▶ Your instructions
Below are some records; give them all again exactly, but not the pictures.

Excerpts from a dataset:
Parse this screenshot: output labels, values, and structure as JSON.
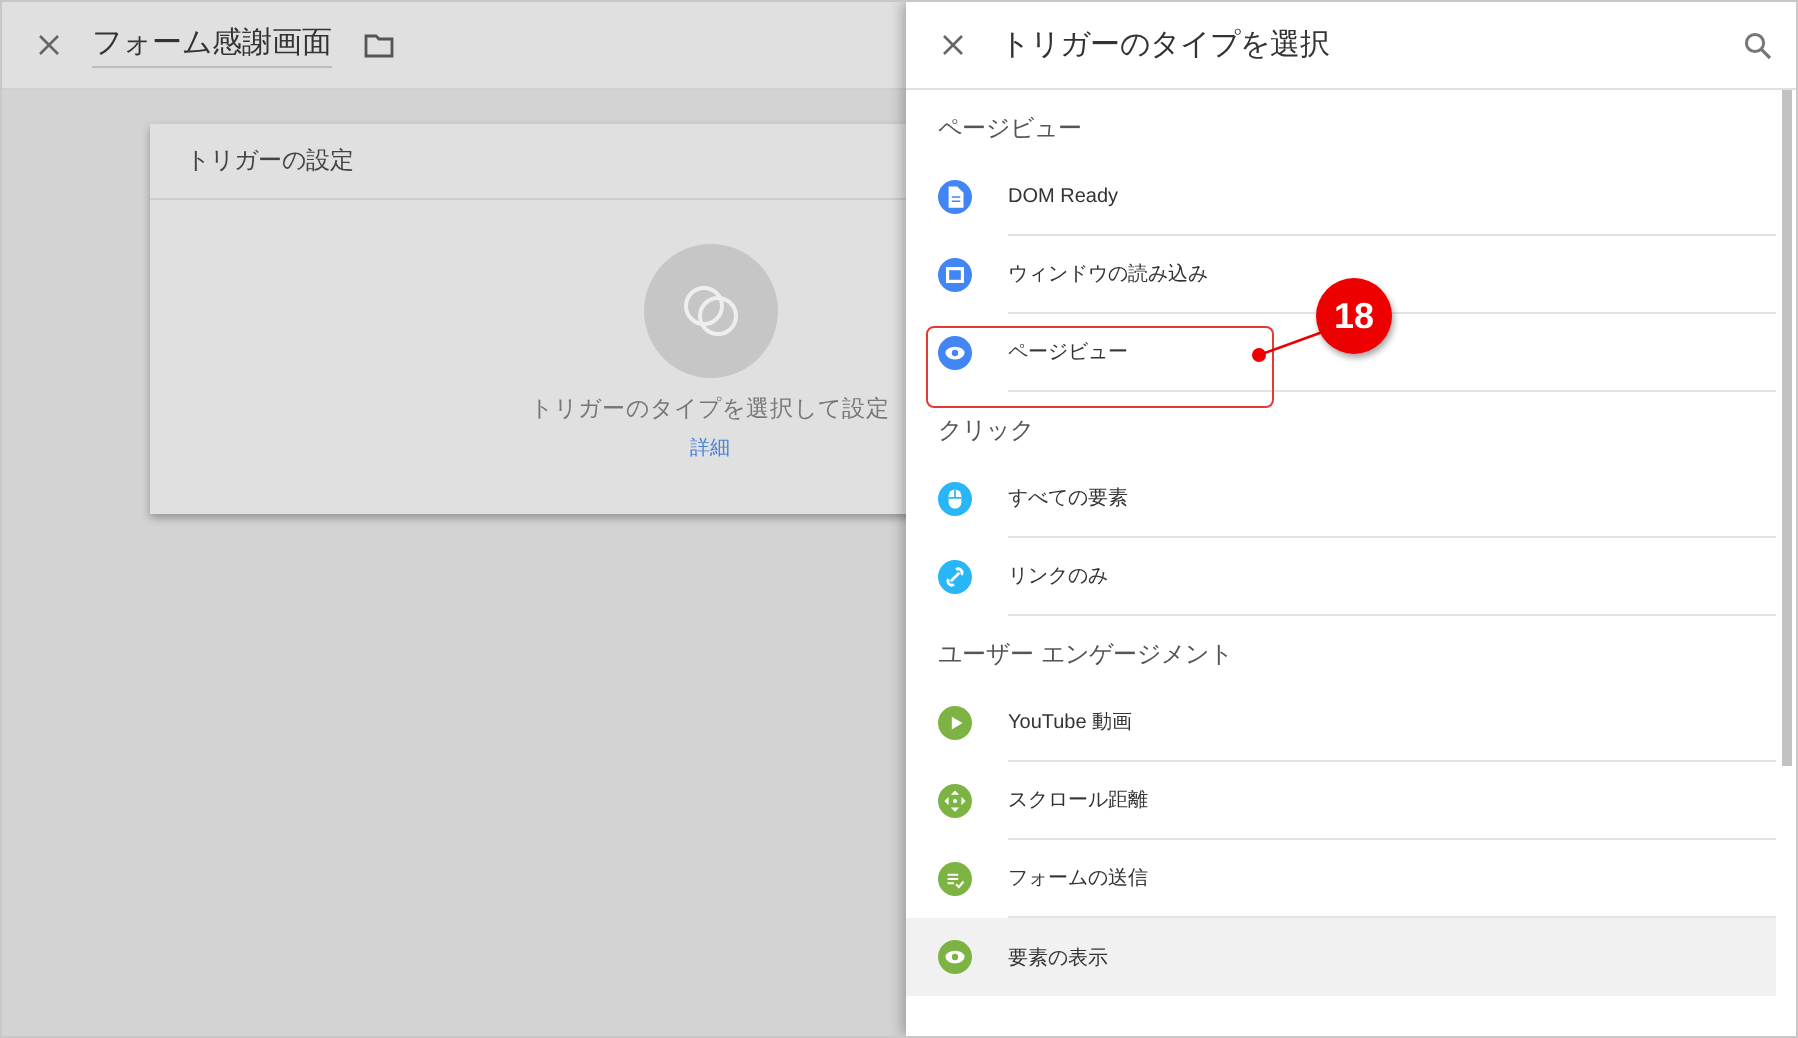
{
  "editor": {
    "title": "フォーム感謝画面",
    "card_title": "トリガーの設定",
    "hint": "トリガーのタイプを選択して設定",
    "link": "詳細"
  },
  "panel": {
    "title": "トリガーのタイプを選択",
    "sections": [
      {
        "heading": "ページビュー",
        "items": [
          {
            "label": "DOM Ready",
            "kind": "document",
            "color": "#4285f4",
            "highlighted": false
          },
          {
            "label": "ウィンドウの読み込み",
            "kind": "window",
            "color": "#4285f4",
            "highlighted": false
          },
          {
            "label": "ページビュー",
            "kind": "eye",
            "color": "#4285f4",
            "highlighted": false
          }
        ]
      },
      {
        "heading": "クリック",
        "items": [
          {
            "label": "すべての要素",
            "kind": "mouse",
            "color": "#29b6f6",
            "highlighted": false
          },
          {
            "label": "リンクのみ",
            "kind": "link",
            "color": "#29b6f6",
            "highlighted": false
          }
        ]
      },
      {
        "heading": "ユーザー エンゲージメント",
        "items": [
          {
            "label": "YouTube 動画",
            "kind": "play",
            "color": "#7cb342",
            "highlighted": false
          },
          {
            "label": "スクロール距離",
            "kind": "move",
            "color": "#7cb342",
            "highlighted": false
          },
          {
            "label": "フォームの送信",
            "kind": "form",
            "color": "#7cb342",
            "highlighted": false
          },
          {
            "label": "要素の表示",
            "kind": "eye",
            "color": "#7cb342",
            "highlighted": true
          }
        ]
      }
    ]
  },
  "annotation": {
    "number": "18"
  }
}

▶ Solution to the problem
Parse this screenshot: output labels, values, and structure as JSON.
{
  "editor": {
    "title": "フォーム感謝画面",
    "card_title": "トリガーの設定",
    "hint": "トリガーのタイプを選択して設定",
    "link": "詳細"
  },
  "panel": {
    "title": "トリガーのタイプを選択",
    "sections": [
      {
        "heading": "ページビュー",
        "items": [
          {
            "label": "DOM Ready",
            "kind": "document",
            "color": "#4285f4",
            "highlighted": false
          },
          {
            "label": "ウィンドウの読み込み",
            "kind": "window",
            "color": "#4285f4",
            "highlighted": false
          },
          {
            "label": "ページビュー",
            "kind": "eye",
            "color": "#4285f4",
            "highlighted": false
          }
        ]
      },
      {
        "heading": "クリック",
        "items": [
          {
            "label": "すべての要素",
            "kind": "mouse",
            "color": "#29b6f6",
            "highlighted": false
          },
          {
            "label": "リンクのみ",
            "kind": "link",
            "color": "#29b6f6",
            "highlighted": false
          }
        ]
      },
      {
        "heading": "ユーザー エンゲージメント",
        "items": [
          {
            "label": "YouTube 動画",
            "kind": "play",
            "color": "#7cb342",
            "highlighted": false
          },
          {
            "label": "スクロール距離",
            "kind": "move",
            "color": "#7cb342",
            "highlighted": false
          },
          {
            "label": "フォームの送信",
            "kind": "form",
            "color": "#7cb342",
            "highlighted": false
          },
          {
            "label": "要素の表示",
            "kind": "eye",
            "color": "#7cb342",
            "highlighted": true
          }
        ]
      }
    ]
  },
  "annotation": {
    "number": "18"
  }
}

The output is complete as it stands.